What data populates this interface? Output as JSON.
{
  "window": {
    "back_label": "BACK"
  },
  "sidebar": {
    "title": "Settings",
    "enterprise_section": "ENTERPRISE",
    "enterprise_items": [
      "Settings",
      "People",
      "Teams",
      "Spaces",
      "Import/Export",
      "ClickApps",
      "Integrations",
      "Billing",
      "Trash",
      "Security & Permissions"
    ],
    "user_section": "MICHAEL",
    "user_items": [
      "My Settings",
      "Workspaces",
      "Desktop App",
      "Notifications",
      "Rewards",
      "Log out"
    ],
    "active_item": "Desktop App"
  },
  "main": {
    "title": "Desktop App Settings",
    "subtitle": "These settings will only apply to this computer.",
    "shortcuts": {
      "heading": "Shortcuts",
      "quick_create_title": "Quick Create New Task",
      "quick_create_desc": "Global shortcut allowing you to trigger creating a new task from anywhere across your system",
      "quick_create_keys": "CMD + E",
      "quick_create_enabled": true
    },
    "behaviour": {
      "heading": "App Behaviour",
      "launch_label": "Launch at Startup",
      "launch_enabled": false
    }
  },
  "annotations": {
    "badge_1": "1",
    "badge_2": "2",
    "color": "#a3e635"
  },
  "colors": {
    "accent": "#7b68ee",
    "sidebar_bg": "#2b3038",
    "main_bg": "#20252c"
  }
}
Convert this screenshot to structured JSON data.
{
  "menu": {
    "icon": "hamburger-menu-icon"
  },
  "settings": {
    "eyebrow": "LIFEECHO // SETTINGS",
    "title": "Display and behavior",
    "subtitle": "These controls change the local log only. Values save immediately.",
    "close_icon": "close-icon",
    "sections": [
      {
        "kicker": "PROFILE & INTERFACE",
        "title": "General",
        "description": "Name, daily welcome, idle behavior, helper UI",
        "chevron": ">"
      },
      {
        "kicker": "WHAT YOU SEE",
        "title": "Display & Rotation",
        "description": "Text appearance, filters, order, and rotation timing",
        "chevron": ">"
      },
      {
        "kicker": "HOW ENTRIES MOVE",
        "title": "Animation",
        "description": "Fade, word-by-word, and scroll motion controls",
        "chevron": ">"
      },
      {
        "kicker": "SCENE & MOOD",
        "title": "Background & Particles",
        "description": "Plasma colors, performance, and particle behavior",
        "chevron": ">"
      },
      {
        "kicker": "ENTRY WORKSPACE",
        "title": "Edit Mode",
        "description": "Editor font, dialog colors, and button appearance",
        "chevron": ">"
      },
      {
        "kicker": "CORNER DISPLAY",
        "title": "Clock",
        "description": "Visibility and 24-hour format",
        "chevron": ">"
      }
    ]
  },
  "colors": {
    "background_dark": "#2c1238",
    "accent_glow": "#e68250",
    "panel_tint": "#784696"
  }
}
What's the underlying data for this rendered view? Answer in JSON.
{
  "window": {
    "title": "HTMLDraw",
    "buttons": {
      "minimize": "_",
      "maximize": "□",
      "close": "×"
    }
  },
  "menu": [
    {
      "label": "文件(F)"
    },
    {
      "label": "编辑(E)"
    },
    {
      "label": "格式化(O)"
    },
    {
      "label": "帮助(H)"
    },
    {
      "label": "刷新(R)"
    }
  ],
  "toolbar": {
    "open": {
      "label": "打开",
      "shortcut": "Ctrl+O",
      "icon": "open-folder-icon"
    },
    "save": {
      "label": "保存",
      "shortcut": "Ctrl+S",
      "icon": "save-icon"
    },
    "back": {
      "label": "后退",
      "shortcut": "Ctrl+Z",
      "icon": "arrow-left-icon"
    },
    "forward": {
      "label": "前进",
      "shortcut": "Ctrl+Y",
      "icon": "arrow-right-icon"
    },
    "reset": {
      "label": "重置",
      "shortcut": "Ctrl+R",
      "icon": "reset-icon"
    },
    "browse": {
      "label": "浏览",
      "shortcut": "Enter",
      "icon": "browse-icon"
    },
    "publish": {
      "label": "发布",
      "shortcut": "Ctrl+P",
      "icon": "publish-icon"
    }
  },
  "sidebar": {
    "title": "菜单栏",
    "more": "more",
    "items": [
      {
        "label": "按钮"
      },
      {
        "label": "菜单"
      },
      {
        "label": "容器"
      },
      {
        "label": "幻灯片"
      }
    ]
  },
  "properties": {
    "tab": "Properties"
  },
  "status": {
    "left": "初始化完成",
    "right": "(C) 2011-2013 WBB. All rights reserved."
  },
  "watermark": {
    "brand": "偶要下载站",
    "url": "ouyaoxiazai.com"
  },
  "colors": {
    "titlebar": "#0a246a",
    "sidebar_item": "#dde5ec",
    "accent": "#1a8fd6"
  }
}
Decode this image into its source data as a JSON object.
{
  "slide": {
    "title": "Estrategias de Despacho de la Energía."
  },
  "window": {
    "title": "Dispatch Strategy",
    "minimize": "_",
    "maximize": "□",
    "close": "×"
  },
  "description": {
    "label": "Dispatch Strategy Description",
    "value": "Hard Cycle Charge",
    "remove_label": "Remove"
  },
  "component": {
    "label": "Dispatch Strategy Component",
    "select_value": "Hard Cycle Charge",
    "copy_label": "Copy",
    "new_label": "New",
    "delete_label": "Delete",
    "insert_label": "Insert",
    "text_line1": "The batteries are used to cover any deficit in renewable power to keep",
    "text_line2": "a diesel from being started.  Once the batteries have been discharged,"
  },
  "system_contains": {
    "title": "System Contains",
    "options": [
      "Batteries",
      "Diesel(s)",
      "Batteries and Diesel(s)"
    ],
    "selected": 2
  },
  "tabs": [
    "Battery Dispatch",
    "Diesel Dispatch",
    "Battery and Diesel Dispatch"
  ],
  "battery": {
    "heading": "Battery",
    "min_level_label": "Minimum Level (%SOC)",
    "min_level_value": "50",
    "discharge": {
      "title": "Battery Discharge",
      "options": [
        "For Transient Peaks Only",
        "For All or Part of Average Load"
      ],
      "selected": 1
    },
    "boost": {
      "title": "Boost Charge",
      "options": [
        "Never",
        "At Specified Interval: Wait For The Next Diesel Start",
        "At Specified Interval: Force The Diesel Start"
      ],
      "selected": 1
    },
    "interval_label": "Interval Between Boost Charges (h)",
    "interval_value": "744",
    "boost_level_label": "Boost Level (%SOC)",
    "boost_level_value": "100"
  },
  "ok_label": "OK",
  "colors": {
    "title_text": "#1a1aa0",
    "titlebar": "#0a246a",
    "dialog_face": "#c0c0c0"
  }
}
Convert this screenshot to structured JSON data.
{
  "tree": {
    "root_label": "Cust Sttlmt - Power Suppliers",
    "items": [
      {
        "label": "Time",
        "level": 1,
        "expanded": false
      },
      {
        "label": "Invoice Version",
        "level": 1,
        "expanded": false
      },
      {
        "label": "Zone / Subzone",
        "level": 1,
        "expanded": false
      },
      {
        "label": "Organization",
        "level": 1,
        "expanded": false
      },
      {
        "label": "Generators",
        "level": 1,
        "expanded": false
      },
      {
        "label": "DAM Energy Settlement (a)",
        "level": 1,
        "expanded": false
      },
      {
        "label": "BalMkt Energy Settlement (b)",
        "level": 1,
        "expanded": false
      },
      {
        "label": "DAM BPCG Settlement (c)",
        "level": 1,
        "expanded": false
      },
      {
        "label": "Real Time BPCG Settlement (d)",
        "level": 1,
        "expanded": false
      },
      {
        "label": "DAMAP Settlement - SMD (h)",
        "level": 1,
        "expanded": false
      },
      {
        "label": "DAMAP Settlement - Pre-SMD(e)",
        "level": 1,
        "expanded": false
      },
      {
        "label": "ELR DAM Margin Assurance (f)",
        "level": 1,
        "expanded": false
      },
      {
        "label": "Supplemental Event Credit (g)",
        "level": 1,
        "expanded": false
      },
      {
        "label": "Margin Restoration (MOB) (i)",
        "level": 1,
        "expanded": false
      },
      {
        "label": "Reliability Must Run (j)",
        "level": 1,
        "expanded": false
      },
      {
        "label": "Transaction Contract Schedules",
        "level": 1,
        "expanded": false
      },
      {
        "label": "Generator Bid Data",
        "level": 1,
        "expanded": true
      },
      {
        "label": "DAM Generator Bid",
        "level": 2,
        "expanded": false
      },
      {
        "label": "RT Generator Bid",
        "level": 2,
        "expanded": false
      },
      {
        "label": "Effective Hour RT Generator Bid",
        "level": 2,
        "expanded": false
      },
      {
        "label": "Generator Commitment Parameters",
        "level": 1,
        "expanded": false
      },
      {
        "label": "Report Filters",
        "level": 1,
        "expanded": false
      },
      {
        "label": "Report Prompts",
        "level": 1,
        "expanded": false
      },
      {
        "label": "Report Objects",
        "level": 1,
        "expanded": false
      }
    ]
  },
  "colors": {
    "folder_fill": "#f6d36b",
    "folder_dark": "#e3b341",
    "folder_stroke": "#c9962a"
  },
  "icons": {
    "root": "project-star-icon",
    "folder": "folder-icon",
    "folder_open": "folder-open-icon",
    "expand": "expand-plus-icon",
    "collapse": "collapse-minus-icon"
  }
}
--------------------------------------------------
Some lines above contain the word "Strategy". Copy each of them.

    "title": "Dispatch Strategy",
    "label": "Dispatch Strategy Description",
    "label": "Dispatch Strategy Component",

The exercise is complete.